Arsenal by that point had required only one save in each half from Pepe Reina, the first diverting Frimpong's low shot for a corner after a driving run and the second with his foot after the ineffectual Andrey Arshavin had got away with a blatant push before setting up Robin van Persie.
Nicklas Bendtner came on for Arsenal's other anonymous wide player, Theo Walcott, but in the 90th minute Lucas Leiva and Meireles split the defence to give Suarez a tap-in. That confirmed Liverpool's first win away against Arsenal since February 2000, which had looked on the cards at least since Frimpong's dismissal.

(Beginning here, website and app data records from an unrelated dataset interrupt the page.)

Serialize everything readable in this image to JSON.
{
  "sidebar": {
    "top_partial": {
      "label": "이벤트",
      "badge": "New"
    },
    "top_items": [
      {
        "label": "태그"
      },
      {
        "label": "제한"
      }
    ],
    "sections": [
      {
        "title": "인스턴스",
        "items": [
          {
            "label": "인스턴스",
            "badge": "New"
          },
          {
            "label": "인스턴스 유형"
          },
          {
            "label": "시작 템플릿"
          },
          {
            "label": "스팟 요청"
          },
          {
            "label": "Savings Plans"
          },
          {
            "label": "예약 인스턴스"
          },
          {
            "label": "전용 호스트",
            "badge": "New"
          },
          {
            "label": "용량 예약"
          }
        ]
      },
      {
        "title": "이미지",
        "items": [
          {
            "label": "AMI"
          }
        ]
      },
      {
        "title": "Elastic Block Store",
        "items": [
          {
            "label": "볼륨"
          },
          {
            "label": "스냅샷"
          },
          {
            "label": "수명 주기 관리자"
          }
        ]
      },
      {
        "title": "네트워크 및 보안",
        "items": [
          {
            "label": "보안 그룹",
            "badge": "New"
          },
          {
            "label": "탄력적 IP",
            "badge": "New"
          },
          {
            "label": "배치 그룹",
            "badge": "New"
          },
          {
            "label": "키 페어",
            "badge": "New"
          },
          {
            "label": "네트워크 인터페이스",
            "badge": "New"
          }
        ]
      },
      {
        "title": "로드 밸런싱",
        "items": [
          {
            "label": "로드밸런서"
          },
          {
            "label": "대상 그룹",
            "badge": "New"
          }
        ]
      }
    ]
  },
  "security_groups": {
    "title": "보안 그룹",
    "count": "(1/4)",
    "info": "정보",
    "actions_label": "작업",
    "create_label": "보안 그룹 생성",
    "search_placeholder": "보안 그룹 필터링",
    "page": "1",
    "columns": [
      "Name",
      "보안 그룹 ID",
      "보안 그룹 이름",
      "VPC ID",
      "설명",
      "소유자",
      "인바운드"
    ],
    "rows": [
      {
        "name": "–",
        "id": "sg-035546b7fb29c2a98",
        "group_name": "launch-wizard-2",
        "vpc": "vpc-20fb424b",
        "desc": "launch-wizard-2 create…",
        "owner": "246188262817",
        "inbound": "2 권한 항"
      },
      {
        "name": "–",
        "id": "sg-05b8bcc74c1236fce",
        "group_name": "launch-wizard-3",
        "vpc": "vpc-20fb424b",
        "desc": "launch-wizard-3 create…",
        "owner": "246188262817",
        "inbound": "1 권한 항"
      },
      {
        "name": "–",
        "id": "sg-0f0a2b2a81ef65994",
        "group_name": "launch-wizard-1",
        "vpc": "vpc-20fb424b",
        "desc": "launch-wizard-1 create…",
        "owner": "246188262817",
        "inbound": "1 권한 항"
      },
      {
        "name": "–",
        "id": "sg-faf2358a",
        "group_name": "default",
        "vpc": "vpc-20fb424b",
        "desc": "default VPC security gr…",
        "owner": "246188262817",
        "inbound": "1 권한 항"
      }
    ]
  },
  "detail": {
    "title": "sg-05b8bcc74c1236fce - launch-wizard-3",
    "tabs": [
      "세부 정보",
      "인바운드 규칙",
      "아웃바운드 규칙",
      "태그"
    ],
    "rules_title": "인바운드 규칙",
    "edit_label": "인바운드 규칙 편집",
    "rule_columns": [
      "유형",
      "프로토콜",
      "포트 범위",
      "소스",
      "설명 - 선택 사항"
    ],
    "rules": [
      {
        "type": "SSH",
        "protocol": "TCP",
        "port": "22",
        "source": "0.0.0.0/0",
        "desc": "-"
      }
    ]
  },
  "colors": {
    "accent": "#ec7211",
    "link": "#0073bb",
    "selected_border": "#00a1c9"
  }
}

The Ghanaian received one card for preventing Liverpool from taking a throw-in and a second was always a possibility given his fierce tackling; his immediate apology for catching Lucas with a raised foot indicated his guilt.
His suspension from the United game will leave Arsenal even shorter in midfield, where they are already lacking Jack Wilshere, Alex Song, Abou Diaby, Tomas Rosicky and, of course, a certain Cesc Fabregas. The suggestion that Samir Nasri could be staying was the only good news all day for Arsenal. If he does remain then at full strength Arsenal will still be competitive, but the short-term problems in midfield and defence must surely prompt Wenger into strengthening now.
Liverpool in contrast have done their business and done it well. If Charlie Adam's set-pieces were less threatening than usual, and Carroll produced little more than one fine header, Jordan Henderson looked happier in the centre of midfield than out wide last week, Stewart Downing did well on the left and Jose Enrique behind him was outstanding in subduing Walcott.
Reds' 11-year wait for a win
2010-11 Apr Arsenal 1-1 Liverpool
2009-10 Feb Arsenal 1-0 Liverpool
2009-10 Oct Arsenal 2-1 Liverpool (Carling Cup)
2008-09 Dec Arsenal 1-1 Liverpool
2007-08 Apr Arsenal 1-1 Liverpool
2007-08 Apr Arsenal 1-1 Liverpool (Champions' League)
2006-07 Nov Arsenal 3-0 Liverpool
2005-06 Mar Arsenal 2-1 Liverpool
2004-05 May Arsenal 3-1 Liverpool
2003-04 Apr Arsenal 4-2 Liverpool
2002-03 Dec Arsenal 1-1 Liverpool
2001-02 Jan Arsenal 1-1 Liverpool
2000-01 Aug Arsenal 2-0 Liverpool
Arsenal (4-2-3-1): Szczesny; Jenkinson, Koscielny (Miquel, 15), Vermaelen, Sagna; Frimpong, Ramsey; Walcott (Bendtner, 80), Nasri, Arshavin (Lansbury, 71); Van Persie.
Liverpool (4-2-3-1): Reina; Kelly, Carragher, Agger, Enrique; Lucas, Adam; Kuyt (Meireles, 71), Henderson, Downing; Carroll (Suarez, 71).
Referee Martin Atkinson.
Man of the match Enrique (Liverpool).
Match rating 7/10.Reuse content